I'm sure most would agree that Jesus used non-historical material to illustrate truth. The question is, was He above using non-historical satirical material (i.e. biting irony) to make a point. I think the evidence suggests otherwise.
That Jesus did employ satire at times is quite evident in the gospels. Examples of this include, Matthew 9:13, where Jesus exempts the Pharisees from His redemptive plan because He only came for sinners, not “the righteous” and again in Luke 13:32-33 where Jesus ironically expresses that prophets cannot possibly perish anywhere except in Jerusalem.
32 And he said unto them, Go ye, and tell that fox, Behold, I cast out devils, and I do cures to day and to morrow, and the third day I shall be perfected. 33 Nevertheless I must walk to day, and to morrow, and the day following: for it cannot be that a prophet perish out of Jerusalem.
Of course, not all prophets perished in Jerusalem. Robertson identifies Jesus' proverbial statement here as; "a severely ironical indictment of Jerusalem."
Again, the preceeding account of the "crooked Steward" being commended by the Lord for looking after number one to the detriment of the Lord also represents satire. Of course "making friends with unrighteous mammon" does not earn heavenly merit. The opposite is true. This crooked steward story was actually an indictment against the Pharisees (as their reaction indicates in verse 14)

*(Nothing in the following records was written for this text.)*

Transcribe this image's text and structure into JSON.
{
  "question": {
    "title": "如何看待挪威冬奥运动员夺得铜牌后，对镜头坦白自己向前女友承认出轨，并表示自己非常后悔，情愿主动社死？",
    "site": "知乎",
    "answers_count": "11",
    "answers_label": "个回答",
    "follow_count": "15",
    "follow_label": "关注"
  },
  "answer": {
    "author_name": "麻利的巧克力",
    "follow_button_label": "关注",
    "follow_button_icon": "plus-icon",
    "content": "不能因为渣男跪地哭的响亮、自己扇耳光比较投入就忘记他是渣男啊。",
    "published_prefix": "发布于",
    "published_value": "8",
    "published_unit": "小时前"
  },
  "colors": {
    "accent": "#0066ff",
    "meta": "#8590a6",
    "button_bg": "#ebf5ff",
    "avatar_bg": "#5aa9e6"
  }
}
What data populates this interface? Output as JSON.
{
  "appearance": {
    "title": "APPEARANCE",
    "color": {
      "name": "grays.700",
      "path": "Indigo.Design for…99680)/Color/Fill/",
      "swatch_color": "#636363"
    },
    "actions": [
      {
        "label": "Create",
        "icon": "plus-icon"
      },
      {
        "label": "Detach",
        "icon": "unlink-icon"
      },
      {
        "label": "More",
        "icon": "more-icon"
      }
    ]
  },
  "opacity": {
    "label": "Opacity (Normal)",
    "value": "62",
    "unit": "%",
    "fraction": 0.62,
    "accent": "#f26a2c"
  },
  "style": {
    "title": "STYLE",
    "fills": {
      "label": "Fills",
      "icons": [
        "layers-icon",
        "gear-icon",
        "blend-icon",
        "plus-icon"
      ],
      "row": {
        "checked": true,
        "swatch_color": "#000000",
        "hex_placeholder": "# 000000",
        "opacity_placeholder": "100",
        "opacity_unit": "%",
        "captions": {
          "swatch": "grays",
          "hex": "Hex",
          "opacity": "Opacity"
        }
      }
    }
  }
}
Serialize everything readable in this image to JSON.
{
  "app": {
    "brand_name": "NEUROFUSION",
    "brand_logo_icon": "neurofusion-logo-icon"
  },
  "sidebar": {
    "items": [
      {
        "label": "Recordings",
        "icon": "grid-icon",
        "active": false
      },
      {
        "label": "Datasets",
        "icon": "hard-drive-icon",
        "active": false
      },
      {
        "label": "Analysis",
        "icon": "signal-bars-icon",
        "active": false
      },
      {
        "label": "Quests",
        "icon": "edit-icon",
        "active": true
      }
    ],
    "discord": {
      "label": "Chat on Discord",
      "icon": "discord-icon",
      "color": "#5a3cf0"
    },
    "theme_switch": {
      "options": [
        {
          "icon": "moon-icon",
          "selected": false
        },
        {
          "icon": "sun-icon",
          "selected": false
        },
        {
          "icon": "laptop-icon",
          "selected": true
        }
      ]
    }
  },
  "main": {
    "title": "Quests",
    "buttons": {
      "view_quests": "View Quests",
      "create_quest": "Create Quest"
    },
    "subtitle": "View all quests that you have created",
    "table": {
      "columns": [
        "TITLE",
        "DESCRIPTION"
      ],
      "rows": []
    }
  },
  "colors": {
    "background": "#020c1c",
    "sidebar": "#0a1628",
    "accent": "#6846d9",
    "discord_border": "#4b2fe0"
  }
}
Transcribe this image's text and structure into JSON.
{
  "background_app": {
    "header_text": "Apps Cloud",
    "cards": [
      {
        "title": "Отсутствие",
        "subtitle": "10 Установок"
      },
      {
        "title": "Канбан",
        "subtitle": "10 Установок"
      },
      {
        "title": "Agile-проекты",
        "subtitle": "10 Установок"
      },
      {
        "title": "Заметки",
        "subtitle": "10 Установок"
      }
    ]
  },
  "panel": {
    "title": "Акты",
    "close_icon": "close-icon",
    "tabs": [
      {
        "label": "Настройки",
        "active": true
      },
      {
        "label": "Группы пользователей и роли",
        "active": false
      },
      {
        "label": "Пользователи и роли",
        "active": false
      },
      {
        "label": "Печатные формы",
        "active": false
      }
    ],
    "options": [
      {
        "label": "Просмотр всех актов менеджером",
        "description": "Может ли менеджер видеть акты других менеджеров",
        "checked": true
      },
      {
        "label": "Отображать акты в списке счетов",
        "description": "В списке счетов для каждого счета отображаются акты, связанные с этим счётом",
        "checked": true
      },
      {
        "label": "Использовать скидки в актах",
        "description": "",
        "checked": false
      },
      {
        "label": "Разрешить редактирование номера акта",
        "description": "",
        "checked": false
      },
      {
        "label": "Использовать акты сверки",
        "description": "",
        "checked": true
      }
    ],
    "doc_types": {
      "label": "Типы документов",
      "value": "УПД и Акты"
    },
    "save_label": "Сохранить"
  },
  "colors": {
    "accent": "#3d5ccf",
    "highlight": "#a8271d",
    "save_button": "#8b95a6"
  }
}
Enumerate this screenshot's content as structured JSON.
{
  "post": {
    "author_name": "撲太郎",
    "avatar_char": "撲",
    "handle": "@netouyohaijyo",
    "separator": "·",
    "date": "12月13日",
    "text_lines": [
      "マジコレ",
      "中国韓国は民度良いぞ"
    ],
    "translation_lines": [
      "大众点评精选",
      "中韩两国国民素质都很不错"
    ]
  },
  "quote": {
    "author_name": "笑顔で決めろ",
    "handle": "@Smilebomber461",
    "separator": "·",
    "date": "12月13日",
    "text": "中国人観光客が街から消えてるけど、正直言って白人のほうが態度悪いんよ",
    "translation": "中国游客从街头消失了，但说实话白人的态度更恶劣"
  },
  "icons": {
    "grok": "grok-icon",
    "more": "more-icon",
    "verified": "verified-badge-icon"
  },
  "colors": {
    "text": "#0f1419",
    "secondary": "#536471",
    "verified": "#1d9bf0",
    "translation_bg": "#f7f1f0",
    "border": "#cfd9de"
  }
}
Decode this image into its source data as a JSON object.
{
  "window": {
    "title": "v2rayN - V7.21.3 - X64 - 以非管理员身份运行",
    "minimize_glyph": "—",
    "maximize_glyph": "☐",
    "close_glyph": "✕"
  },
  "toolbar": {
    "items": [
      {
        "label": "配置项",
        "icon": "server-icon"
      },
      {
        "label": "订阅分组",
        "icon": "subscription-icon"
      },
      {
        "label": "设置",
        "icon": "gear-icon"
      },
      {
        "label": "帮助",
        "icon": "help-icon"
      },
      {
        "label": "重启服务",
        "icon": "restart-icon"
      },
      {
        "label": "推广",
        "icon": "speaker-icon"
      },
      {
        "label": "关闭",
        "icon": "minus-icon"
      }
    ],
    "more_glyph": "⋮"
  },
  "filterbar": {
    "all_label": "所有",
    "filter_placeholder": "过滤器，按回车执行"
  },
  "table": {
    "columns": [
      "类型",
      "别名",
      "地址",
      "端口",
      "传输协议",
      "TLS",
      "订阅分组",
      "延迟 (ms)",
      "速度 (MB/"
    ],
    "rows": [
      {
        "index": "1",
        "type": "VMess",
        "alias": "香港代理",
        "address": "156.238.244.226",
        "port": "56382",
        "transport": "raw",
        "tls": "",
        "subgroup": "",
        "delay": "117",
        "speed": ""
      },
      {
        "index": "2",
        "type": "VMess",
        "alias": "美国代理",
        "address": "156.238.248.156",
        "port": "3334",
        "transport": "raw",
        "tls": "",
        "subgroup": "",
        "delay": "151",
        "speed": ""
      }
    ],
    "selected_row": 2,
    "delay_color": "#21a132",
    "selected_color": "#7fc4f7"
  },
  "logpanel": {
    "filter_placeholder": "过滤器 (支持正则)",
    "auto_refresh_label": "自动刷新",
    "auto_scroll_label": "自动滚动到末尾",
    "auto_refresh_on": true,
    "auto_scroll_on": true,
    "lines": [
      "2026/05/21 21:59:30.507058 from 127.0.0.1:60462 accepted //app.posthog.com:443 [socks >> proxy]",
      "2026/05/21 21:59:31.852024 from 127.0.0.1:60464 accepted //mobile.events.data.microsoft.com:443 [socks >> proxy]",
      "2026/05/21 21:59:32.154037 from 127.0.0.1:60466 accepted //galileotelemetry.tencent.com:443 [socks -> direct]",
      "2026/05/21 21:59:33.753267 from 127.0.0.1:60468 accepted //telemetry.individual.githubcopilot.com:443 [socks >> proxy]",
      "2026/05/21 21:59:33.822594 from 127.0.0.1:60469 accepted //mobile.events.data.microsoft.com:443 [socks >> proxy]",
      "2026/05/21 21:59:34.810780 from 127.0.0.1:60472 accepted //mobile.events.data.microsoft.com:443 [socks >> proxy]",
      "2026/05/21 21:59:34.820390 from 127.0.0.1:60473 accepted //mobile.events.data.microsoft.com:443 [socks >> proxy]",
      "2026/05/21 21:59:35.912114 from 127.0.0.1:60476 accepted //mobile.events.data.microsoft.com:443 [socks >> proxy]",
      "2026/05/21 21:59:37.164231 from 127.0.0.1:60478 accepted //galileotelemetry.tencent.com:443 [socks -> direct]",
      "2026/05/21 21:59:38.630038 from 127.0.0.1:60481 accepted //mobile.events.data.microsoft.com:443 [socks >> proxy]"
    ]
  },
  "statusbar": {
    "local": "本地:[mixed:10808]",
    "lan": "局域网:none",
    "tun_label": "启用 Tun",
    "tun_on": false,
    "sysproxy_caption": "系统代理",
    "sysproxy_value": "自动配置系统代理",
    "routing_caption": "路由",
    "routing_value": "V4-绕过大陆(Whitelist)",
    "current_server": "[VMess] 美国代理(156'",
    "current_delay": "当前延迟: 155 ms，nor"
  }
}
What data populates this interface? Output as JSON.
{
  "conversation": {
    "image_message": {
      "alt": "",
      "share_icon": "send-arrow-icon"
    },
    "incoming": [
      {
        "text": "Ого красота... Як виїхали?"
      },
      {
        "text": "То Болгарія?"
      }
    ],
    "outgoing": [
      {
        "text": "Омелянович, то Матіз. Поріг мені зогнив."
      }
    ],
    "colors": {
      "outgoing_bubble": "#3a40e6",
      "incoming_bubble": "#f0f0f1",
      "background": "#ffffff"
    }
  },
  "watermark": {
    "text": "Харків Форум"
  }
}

14. And the Pharisees also who were covetous, heard all these things: and they derided him.